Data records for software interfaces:
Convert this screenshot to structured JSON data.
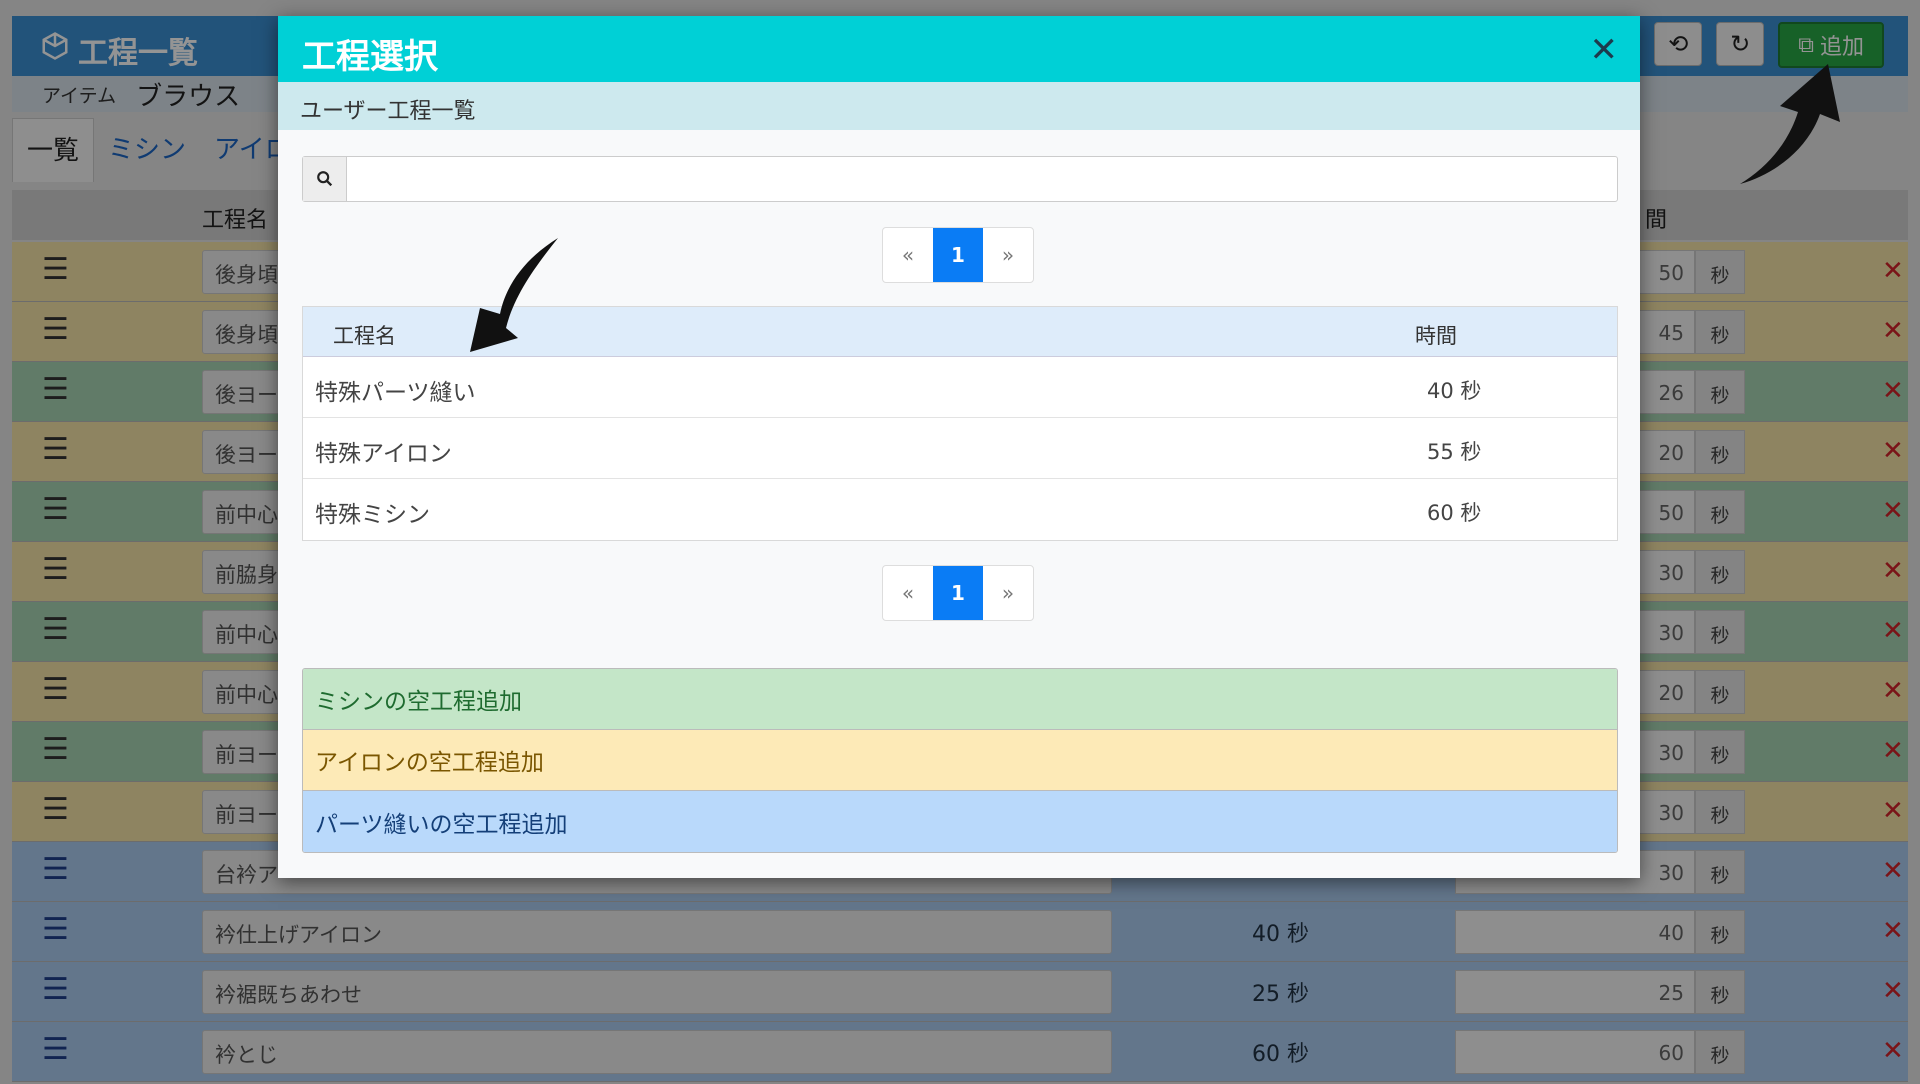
{
  "background": {
    "title": "工程一覧",
    "item_label": "アイテム",
    "item_value": "ブラウス",
    "add_button": "追加",
    "tabs": [
      "一覧",
      "ミシン",
      "アイロ"
    ],
    "col_name": "工程名",
    "col_time": "間",
    "unit": "秒",
    "rows": [
      {
        "name": "後身頃",
        "sec": "",
        "val": "50",
        "color": "yellow"
      },
      {
        "name": "後身頃",
        "sec": "",
        "val": "45",
        "color": "yellow"
      },
      {
        "name": "後ヨー",
        "sec": "",
        "val": "26",
        "color": "green"
      },
      {
        "name": "後ヨー",
        "sec": "",
        "val": "20",
        "color": "yellow"
      },
      {
        "name": "前中心",
        "sec": "",
        "val": "50",
        "color": "green"
      },
      {
        "name": "前脇身",
        "sec": "",
        "val": "30",
        "color": "yellow"
      },
      {
        "name": "前中心",
        "sec": "",
        "val": "30",
        "color": "green"
      },
      {
        "name": "前中心",
        "sec": "",
        "val": "20",
        "color": "yellow"
      },
      {
        "name": "前ヨー",
        "sec": "",
        "val": "30",
        "color": "green"
      },
      {
        "name": "前ヨー",
        "sec": "",
        "val": "30",
        "color": "yellow"
      },
      {
        "name": "台衿ア",
        "sec": "",
        "val": "30",
        "color": "blue"
      },
      {
        "name": "衿仕上げアイロン",
        "sec": "40 秒",
        "val": "40",
        "color": "blue"
      },
      {
        "name": "衿裾既ちあわせ",
        "sec": "25 秒",
        "val": "25",
        "color": "blue"
      },
      {
        "name": "衿とじ",
        "sec": "60 秒",
        "val": "60",
        "color": "blue"
      }
    ]
  },
  "modal": {
    "title": "工程選択",
    "subtitle": "ユーザー工程一覧",
    "search_value": "",
    "pager": {
      "prev": "«",
      "current": "1",
      "next": "»"
    },
    "table": {
      "col_name": "工程名",
      "col_time": "時間",
      "rows": [
        {
          "name": "特殊パーツ縫い",
          "time": "40 秒"
        },
        {
          "name": "特殊アイロン",
          "time": "55 秒"
        },
        {
          "name": "特殊ミシン",
          "time": "60 秒"
        }
      ]
    },
    "add_options": [
      {
        "label": "ミシンの空工程追加",
        "kind": "green"
      },
      {
        "label": "アイロンの空工程追加",
        "kind": "yellow"
      },
      {
        "label": "パーツ縫いの空工程追加",
        "kind": "blue"
      }
    ]
  }
}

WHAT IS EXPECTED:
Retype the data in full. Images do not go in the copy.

ANSWER SPACE:
Convert this screenshot to structured JSON data.
{
  "background": {
    "title": "工程一覧",
    "item_label": "アイテム",
    "item_value": "ブラウス",
    "add_button": "追加",
    "tabs": [
      "一覧",
      "ミシン",
      "アイロ"
    ],
    "col_name": "工程名",
    "col_time": "間",
    "unit": "秒",
    "rows": [
      {
        "name": "後身頃",
        "sec": "",
        "val": "50",
        "color": "yellow"
      },
      {
        "name": "後身頃",
        "sec": "",
        "val": "45",
        "color": "yellow"
      },
      {
        "name": "後ヨー",
        "sec": "",
        "val": "26",
        "color": "green"
      },
      {
        "name": "後ヨー",
        "sec": "",
        "val": "20",
        "color": "yellow"
      },
      {
        "name": "前中心",
        "sec": "",
        "val": "50",
        "color": "green"
      },
      {
        "name": "前脇身",
        "sec": "",
        "val": "30",
        "color": "yellow"
      },
      {
        "name": "前中心",
        "sec": "",
        "val": "30",
        "color": "green"
      },
      {
        "name": "前中心",
        "sec": "",
        "val": "20",
        "color": "yellow"
      },
      {
        "name": "前ヨー",
        "sec": "",
        "val": "30",
        "color": "green"
      },
      {
        "name": "前ヨー",
        "sec": "",
        "val": "30",
        "color": "yellow"
      },
      {
        "name": "台衿ア",
        "sec": "",
        "val": "30",
        "color": "blue"
      },
      {
        "name": "衿仕上げアイロン",
        "sec": "40 秒",
        "val": "40",
        "color": "blue"
      },
      {
        "name": "衿裾既ちあわせ",
        "sec": "25 秒",
        "val": "25",
        "color": "blue"
      },
      {
        "name": "衿とじ",
        "sec": "60 秒",
        "val": "60",
        "color": "blue"
      }
    ]
  },
  "modal": {
    "title": "工程選択",
    "subtitle": "ユーザー工程一覧",
    "search_value": "",
    "pager": {
      "prev": "«",
      "current": "1",
      "next": "»"
    },
    "table": {
      "col_name": "工程名",
      "col_time": "時間",
      "rows": [
        {
          "name": "特殊パーツ縫い",
          "time": "40 秒"
        },
        {
          "name": "特殊アイロン",
          "time": "55 秒"
        },
        {
          "name": "特殊ミシン",
          "time": "60 秒"
        }
      ]
    },
    "add_options": [
      {
        "label": "ミシンの空工程追加",
        "kind": "green"
      },
      {
        "label": "アイロンの空工程追加",
        "kind": "yellow"
      },
      {
        "label": "パーツ縫いの空工程追加",
        "kind": "blue"
      }
    ]
  }
}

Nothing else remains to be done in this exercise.